**Study material:**
++++

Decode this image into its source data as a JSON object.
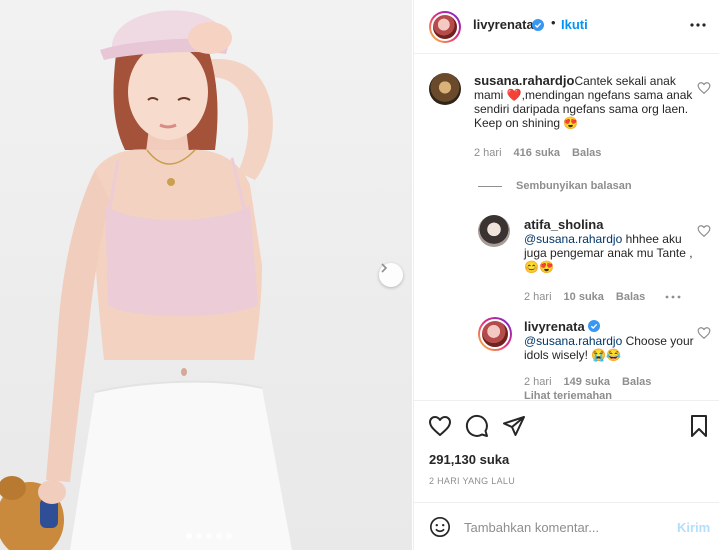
{
  "post": {
    "author": "livyrenata",
    "follow_label": "Ikuti",
    "separator": "•",
    "likes": "291,130 suka",
    "date": "2 HARI YANG LALU",
    "image_count": 5,
    "active_image": 1
  },
  "comments": [
    {
      "username": "susana.rahardjo",
      "text": "Cantek sekali anak mami ❤️,mendingan ngefans sama anak sendiri daripada ngefans sama org laen. Keep on shining 😍",
      "time": "2 hari",
      "likes": "416 suka",
      "reply_label": "Balas"
    }
  ],
  "hide_replies_label": "Sembunyikan balasan",
  "replies": [
    {
      "username": "atifa_sholina",
      "mention": "@susana.rahardjo",
      "text": " hhhee aku juga pengemar anak mu Tante , 😊😍",
      "time": "2 hari",
      "likes": "10 suka",
      "reply_label": "Balas"
    },
    {
      "username": "livyrenata",
      "mention": "@susana.rahardjo",
      "text": " Choose your idols wisely! 😭😂",
      "time": "2 hari",
      "likes": "149 suka",
      "reply_label": "Balas"
    }
  ],
  "cut_off_text": "Lihat terjemahan",
  "add_comment": {
    "placeholder": "Tambahkan komentar...",
    "post_label": "Kirim"
  },
  "icons": {
    "more": "more-horizontal-icon",
    "next": "chevron-right-icon",
    "like": "heart-icon",
    "comment": "comment-bubble-icon",
    "share": "paper-plane-icon",
    "save": "bookmark-icon",
    "emoji": "smiley-icon",
    "verified": "verified-badge-icon"
  },
  "colors": {
    "accent": "#0095f6",
    "mention": "#00376b",
    "muted": "#8e8e8e",
    "border": "#efefef",
    "verified": "#3897f0",
    "post_disabled": "#b2dffc"
  }
}
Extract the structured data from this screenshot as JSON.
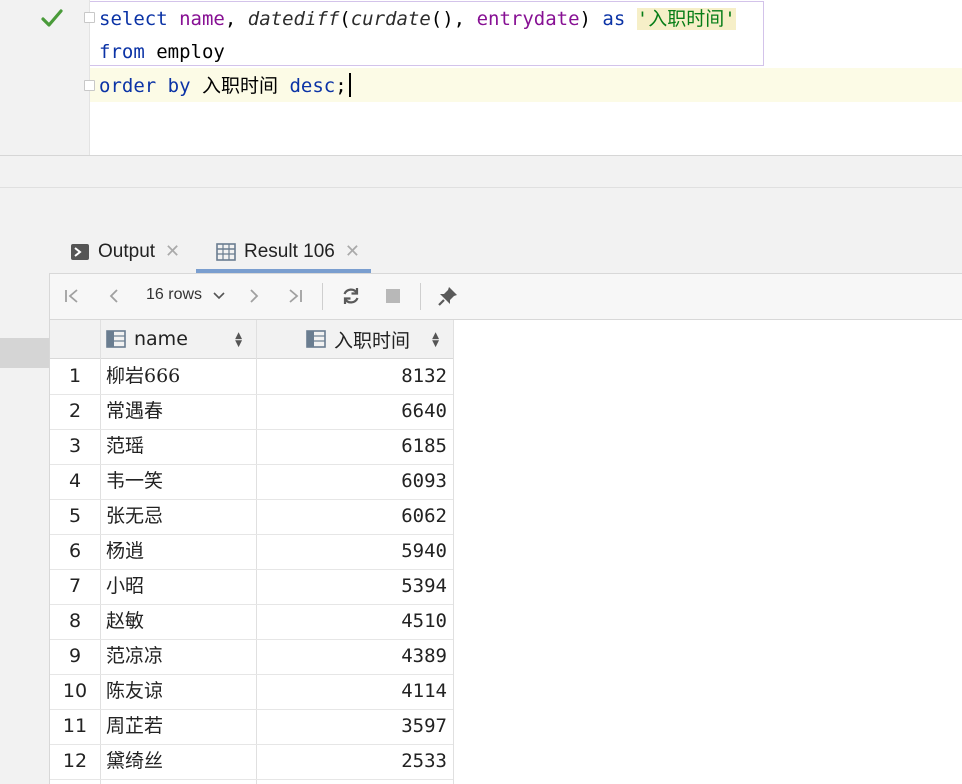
{
  "editor": {
    "lines": [
      {
        "kw1": "select",
        "col1": "name",
        "fn": "datediff",
        "fn2": "curdate",
        "col2": "entrydate",
        "kw2": "as",
        "alias": "'入职时间'"
      },
      {
        "kw": "from",
        "table": "employ"
      },
      {
        "kw1": "order",
        "kw2": "by",
        "field": "入职时间",
        "kw3": "desc",
        "end": ";"
      }
    ]
  },
  "tabs": [
    {
      "label": "Output",
      "icon": "console-icon"
    },
    {
      "label": "Result 106",
      "icon": "table-icon"
    }
  ],
  "toolbar": {
    "row_count": "16 rows"
  },
  "grid": {
    "columns": [
      "name",
      "入职时间"
    ],
    "rows": [
      {
        "num": "1",
        "name": "柳岩666",
        "value": "8132"
      },
      {
        "num": "2",
        "name": "常遇春",
        "value": "6640"
      },
      {
        "num": "3",
        "name": "范瑶",
        "value": "6185"
      },
      {
        "num": "4",
        "name": "韦一笑",
        "value": "6093"
      },
      {
        "num": "5",
        "name": "张无忌",
        "value": "6062"
      },
      {
        "num": "6",
        "name": "杨逍",
        "value": "5940"
      },
      {
        "num": "7",
        "name": "小昭",
        "value": "5394"
      },
      {
        "num": "8",
        "name": "赵敏",
        "value": "4510"
      },
      {
        "num": "9",
        "name": "范凉凉",
        "value": "4389"
      },
      {
        "num": "10",
        "name": "陈友谅",
        "value": "4114"
      },
      {
        "num": "11",
        "name": "周芷若",
        "value": "3597"
      },
      {
        "num": "12",
        "name": "黛绮丝",
        "value": "2533"
      }
    ]
  }
}
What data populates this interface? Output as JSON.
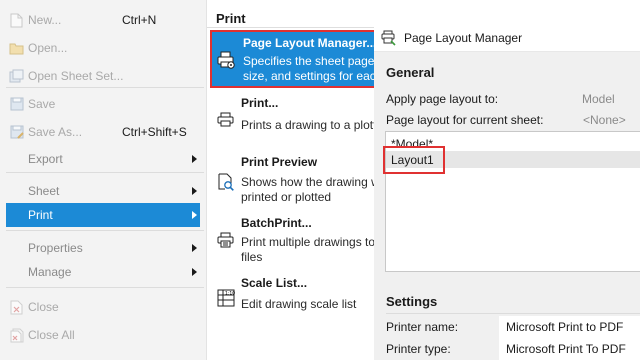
{
  "app_menu": {
    "items": [
      {
        "key": "new",
        "label": "New...",
        "shortcut": "Ctrl+N",
        "icon": "new-document-icon"
      },
      {
        "key": "open",
        "label": "Open...",
        "icon": "open-folder-icon"
      },
      {
        "key": "open-sheet-set",
        "label": "Open Sheet Set...",
        "icon": "sheet-set-icon"
      },
      {
        "key": "save",
        "label": "Save",
        "icon": "save-icon"
      },
      {
        "key": "save-as",
        "label": "Save As...",
        "shortcut": "Ctrl+Shift+S",
        "icon": "save-as-icon"
      },
      {
        "key": "export",
        "label": "Export"
      },
      {
        "key": "sheet",
        "label": "Sheet"
      },
      {
        "key": "print",
        "label": "Print"
      },
      {
        "key": "properties",
        "label": "Properties"
      },
      {
        "key": "manage",
        "label": "Manage"
      },
      {
        "key": "close",
        "label": "Close",
        "icon": "close-document-icon"
      },
      {
        "key": "close-all",
        "label": "Close All",
        "icon": "close-all-icon"
      }
    ]
  },
  "print_submenu": {
    "header": "Print",
    "items": [
      {
        "key": "page-layout-manager",
        "title": "Page Layout Manager...",
        "desc_lines": [
          "Specifies the sheet page,",
          "size, and settings for each"
        ],
        "icon": "page-layout-printer-icon"
      },
      {
        "key": "print",
        "title": "Print...",
        "desc_lines": [
          "Prints a drawing to a plott"
        ],
        "icon": "printer-icon"
      },
      {
        "key": "print-preview",
        "title": "Print Preview",
        "desc_lines": [
          "Shows how the drawing will",
          "printed or plotted"
        ],
        "icon": "print-preview-icon"
      },
      {
        "key": "batch-print",
        "title": "BatchPrint...",
        "desc_lines": [
          "Print multiple drawings to",
          "files"
        ],
        "icon": "batch-print-icon"
      },
      {
        "key": "scale-list",
        "title": "Scale List...",
        "desc_lines": [
          "Edit drawing scale list"
        ],
        "icon": "scale-list-icon"
      }
    ]
  },
  "page_layout_manager": {
    "title": "Page Layout Manager",
    "general_header": "General",
    "apply_label": "Apply page layout to:",
    "apply_value": "Model",
    "current_label": "Page layout for current sheet:",
    "current_value": "<None>",
    "layouts": [
      "*Model*",
      "Layout1"
    ],
    "settings_header": "Settings",
    "printer_name_label": "Printer name:",
    "printer_name_value": "Microsoft Print to PDF",
    "printer_type_label": "Printer type:",
    "printer_type_value": "Microsoft Print To PDF"
  },
  "colors": {
    "highlight": "#1c8ad6",
    "callout": "#e03131"
  }
}
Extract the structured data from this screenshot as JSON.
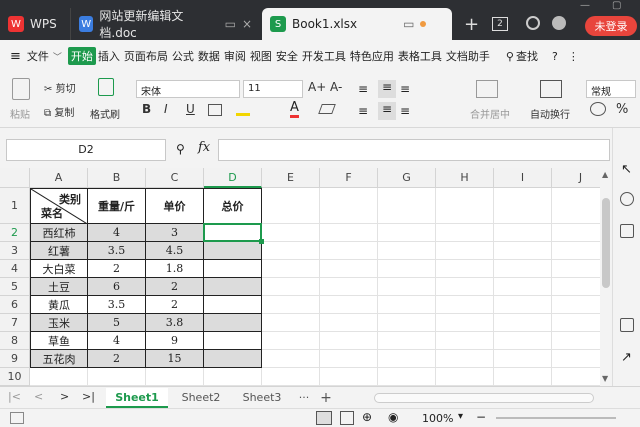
{
  "titlebar": {
    "tabs": [
      {
        "label": "WPS",
        "icon": "wps-logo-icon"
      },
      {
        "label": "网站更新编辑文档.doc",
        "icon": "word-doc-icon"
      },
      {
        "label": "Book1.xlsx",
        "icon": "spreadsheet-icon"
      }
    ],
    "tab_count": "2",
    "login": "未登录"
  },
  "menubar": {
    "file": "文件",
    "items": [
      "开始",
      "插入",
      "页面布局",
      "公式",
      "数据",
      "审阅",
      "视图",
      "安全",
      "开发工具",
      "特色应用",
      "表格工具",
      "文档助手"
    ],
    "search": "查找"
  },
  "ribbon": {
    "paste": "粘贴",
    "cut": "剪切",
    "copy": "复制",
    "format_painter": "格式刷",
    "font_name": "宋体",
    "font_size": "11",
    "merge_center": "合并居中",
    "wrap_text": "自动换行",
    "number_format": "常规",
    "bold": "B",
    "italic": "I",
    "underline": "U",
    "font_color_letter": "A",
    "grow_font": "A+",
    "shrink_font": "A-"
  },
  "formula_bar": {
    "cell_ref": "D2",
    "fx": "fx",
    "value": ""
  },
  "sheet": {
    "columns": [
      "A",
      "B",
      "C",
      "D",
      "E",
      "F",
      "G",
      "H",
      "I",
      "J"
    ],
    "rows": [
      "1",
      "2",
      "3",
      "4",
      "5",
      "6",
      "7",
      "8",
      "9",
      "10",
      "11"
    ],
    "header_top": "类别",
    "header_bottom": "菜名",
    "col_headers": [
      "重量/斤",
      "单价",
      "总价"
    ],
    "data": [
      [
        "西红柿",
        "4",
        "3",
        ""
      ],
      [
        "红薯",
        "3.5",
        "4.5",
        ""
      ],
      [
        "大白菜",
        "2",
        "1.8",
        ""
      ],
      [
        "土豆",
        "6",
        "2",
        ""
      ],
      [
        "黄瓜",
        "3.5",
        "2",
        ""
      ],
      [
        "玉米",
        "5",
        "3.8",
        ""
      ],
      [
        "草鱼",
        "4",
        "9",
        ""
      ],
      [
        "五花肉",
        "2",
        "15",
        ""
      ]
    ],
    "selected_cell": "D2",
    "colors": {
      "accent": "#1d9a4d",
      "row_shade": "#dcdcdc"
    }
  },
  "sheet_tabs": {
    "tabs": [
      "Sheet1",
      "Sheet2",
      "Sheet3"
    ],
    "active": "Sheet1",
    "more": "···",
    "add": "+"
  },
  "statusbar": {
    "zoom": "100%"
  }
}
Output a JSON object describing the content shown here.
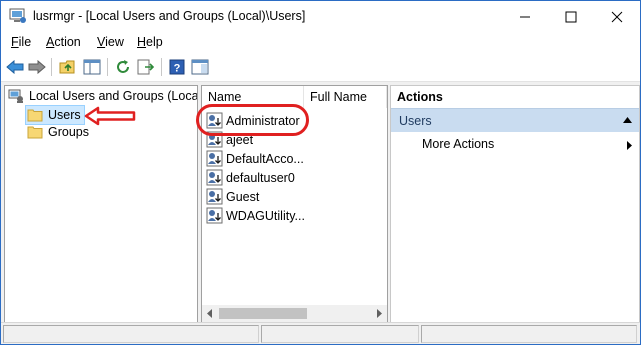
{
  "window": {
    "title": "lusrmgr - [Local Users and Groups (Local)\\Users]"
  },
  "menu": [
    {
      "label": "File",
      "key": "F",
      "rest": "ile"
    },
    {
      "label": "Action",
      "key": "A",
      "rest": "ction"
    },
    {
      "label": "View",
      "key": "V",
      "rest": "iew"
    },
    {
      "label": "Help",
      "key": "H",
      "rest": "elp"
    }
  ],
  "tree": {
    "root": "Local Users and Groups (Local)",
    "items": [
      {
        "label": "Users",
        "selected": true
      },
      {
        "label": "Groups",
        "selected": false
      }
    ]
  },
  "list": {
    "columns": [
      "Name",
      "Full Name"
    ],
    "rows": [
      "Administrator",
      "ajeet",
      "DefaultAcco...",
      "defaultuser0",
      "Guest",
      "WDAGUtility..."
    ]
  },
  "actions": {
    "header": "Actions",
    "section": "Users",
    "items": [
      "More Actions"
    ]
  },
  "colors": {
    "annotation": "#e02020",
    "selection": "#cce8ff",
    "actions_bar": "#c9dcf0"
  }
}
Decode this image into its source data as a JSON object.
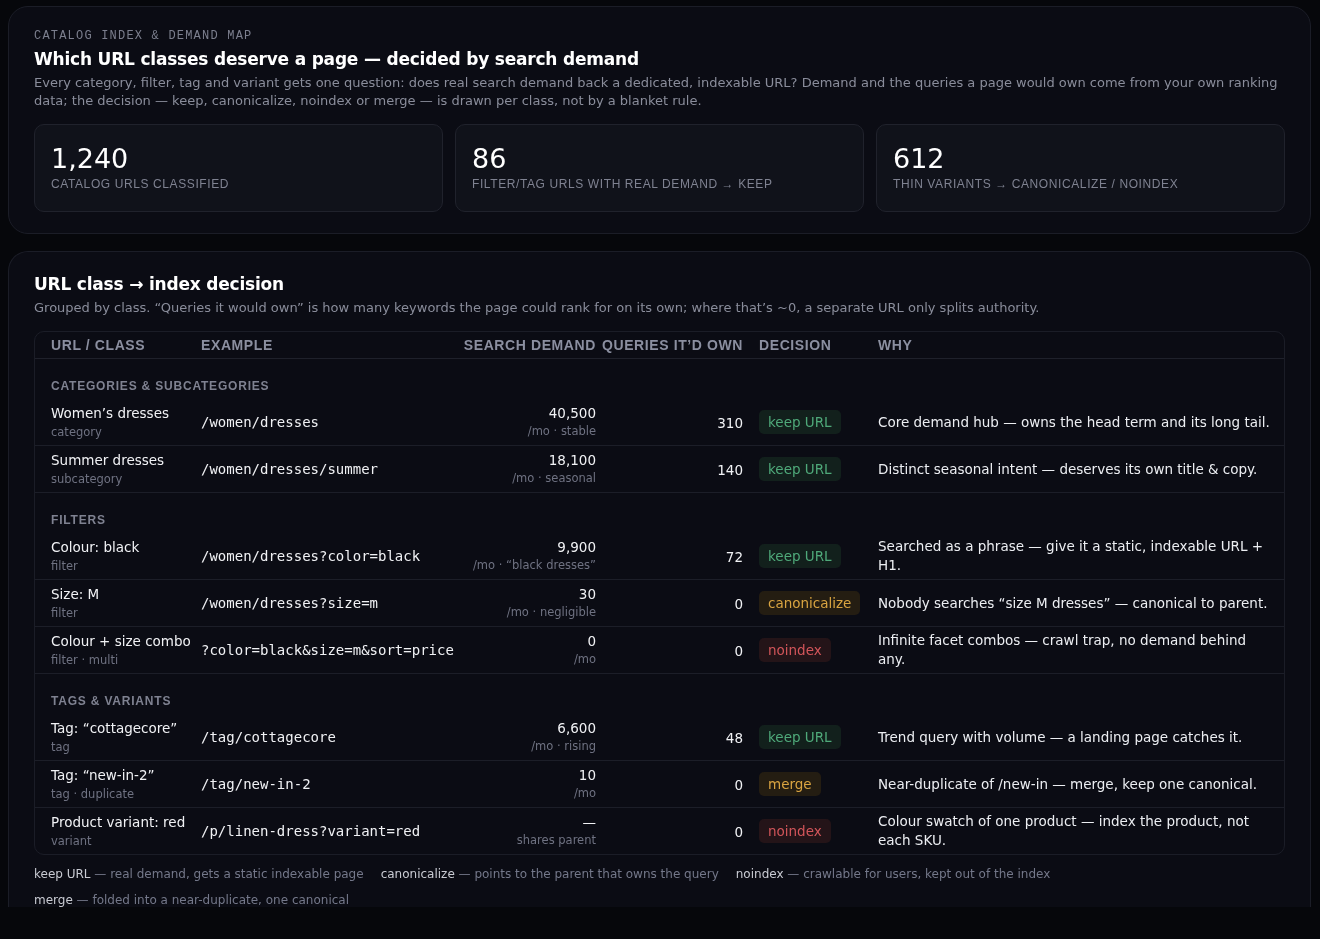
{
  "header": {
    "eyebrow": "CATALOG INDEX & DEMAND MAP",
    "title": "Which URL classes deserve a page — decided by search demand",
    "description": "Every category, filter, tag and variant gets one question: does real search demand back a dedicated, indexable URL? Demand and the queries a page would own come from your own ranking data; the decision — keep, canonicalize, noindex or merge — is drawn per class, not by a blanket rule."
  },
  "stats": [
    {
      "value": "1,240",
      "label": "CATALOG URLS CLASSIFIED"
    },
    {
      "value": "86",
      "label": "FILTER/TAG URLS WITH REAL DEMAND → KEEP"
    },
    {
      "value": "612",
      "label": "THIN VARIANTS → CANONICALIZE / NOINDEX"
    }
  ],
  "table": {
    "title": "URL class → index decision",
    "description": "Grouped by class. “Queries it would own” is how many keywords the page could rank for on its own; where that’s ~0, a separate URL only splits authority.",
    "columns": [
      "URL / CLASS",
      "EXAMPLE",
      "SEARCH DEMAND",
      "QUERIES IT’D OWN",
      "DECISION",
      "WHY"
    ],
    "groups": [
      {
        "title": "CATEGORIES & SUBCATEGORIES",
        "rows": [
          {
            "name": "Women’s dresses",
            "class": "category",
            "example": "/women/dresses",
            "demand": "40,500",
            "demand_note": "/mo · stable",
            "queries": "310",
            "decision": {
              "kind": "keep",
              "label": "keep URL"
            },
            "why": "Core demand hub — owns the head term and its long tail."
          },
          {
            "name": "Summer dresses",
            "class": "subcategory",
            "example": "/women/dresses/summer",
            "demand": "18,100",
            "demand_note": "/mo · seasonal",
            "queries": "140",
            "decision": {
              "kind": "keep",
              "label": "keep URL"
            },
            "why": "Distinct seasonal intent — deserves its own title & copy."
          }
        ]
      },
      {
        "title": "FILTERS",
        "rows": [
          {
            "name": "Colour: black",
            "class": "filter",
            "example": "/women/dresses?color=black",
            "demand": "9,900",
            "demand_note": "/mo · “black dresses”",
            "queries": "72",
            "decision": {
              "kind": "keep",
              "label": "keep URL"
            },
            "why": "Searched as a phrase — give it a static, indexable URL + H1."
          },
          {
            "name": "Size: M",
            "class": "filter",
            "example": "/women/dresses?size=m",
            "demand": "30",
            "demand_note": "/mo · negligible",
            "queries": "0",
            "decision": {
              "kind": "canonicalize",
              "label": "canonicalize"
            },
            "why": "Nobody searches “size M dresses” — canonical to parent."
          },
          {
            "name": "Colour + size combo",
            "class": "filter · multi",
            "example": "?color=black&size=m&sort=price",
            "demand": "0",
            "demand_note": "/mo",
            "queries": "0",
            "decision": {
              "kind": "noindex",
              "label": "noindex"
            },
            "why": "Infinite facet combos — crawl trap, no demand behind any."
          }
        ]
      },
      {
        "title": "TAGS & VARIANTS",
        "rows": [
          {
            "name": "Tag: “cottagecore”",
            "class": "tag",
            "example": "/tag/cottagecore",
            "demand": "6,600",
            "demand_note": "/mo · rising",
            "queries": "48",
            "decision": {
              "kind": "keep",
              "label": "keep URL"
            },
            "why": "Trend query with volume — a landing page catches it."
          },
          {
            "name": "Tag: “new-in-2”",
            "class": "tag · duplicate",
            "example": "/tag/new-in-2",
            "demand": "10",
            "demand_note": "/mo",
            "queries": "0",
            "decision": {
              "kind": "merge",
              "label": "merge"
            },
            "why": "Near-duplicate of /new-in — merge, keep one canonical."
          },
          {
            "name": "Product variant: red",
            "class": "variant",
            "example": "/p/linen-dress?variant=red",
            "demand": "—",
            "demand_note": "shares parent",
            "queries": "0",
            "decision": {
              "kind": "noindex",
              "label": "noindex"
            },
            "why": "Colour swatch of one product — index the product, not each SKU."
          }
        ]
      }
    ]
  },
  "legend": [
    "**keep URL** — real demand, gets a static indexable page",
    "**canonicalize** — points to the parent that owns the query",
    "**noindex** — crawlable for users, kept out of the index",
    "**merge** — folded into a near-duplicate, one canonical"
  ]
}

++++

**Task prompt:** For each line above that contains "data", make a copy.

**Result of the exercise:**
Decode this image into its source data as a JSON object.
Extract the structured data from this screenshot as JSON.
What data populates this interface? Output as JSON.
Extract the structured data from this screenshot as JSON.
    "data": [
Decode this image into its source data as a JSON object.
    "description": "Every category, filter, tag and variant gets one question: does real search demand back a dedicated, indexable URL? Demand and the queries a page would own come from your own ranking data; the decision — keep, canonicalize, noindex or merge — is drawn per class, not by a blanket rule."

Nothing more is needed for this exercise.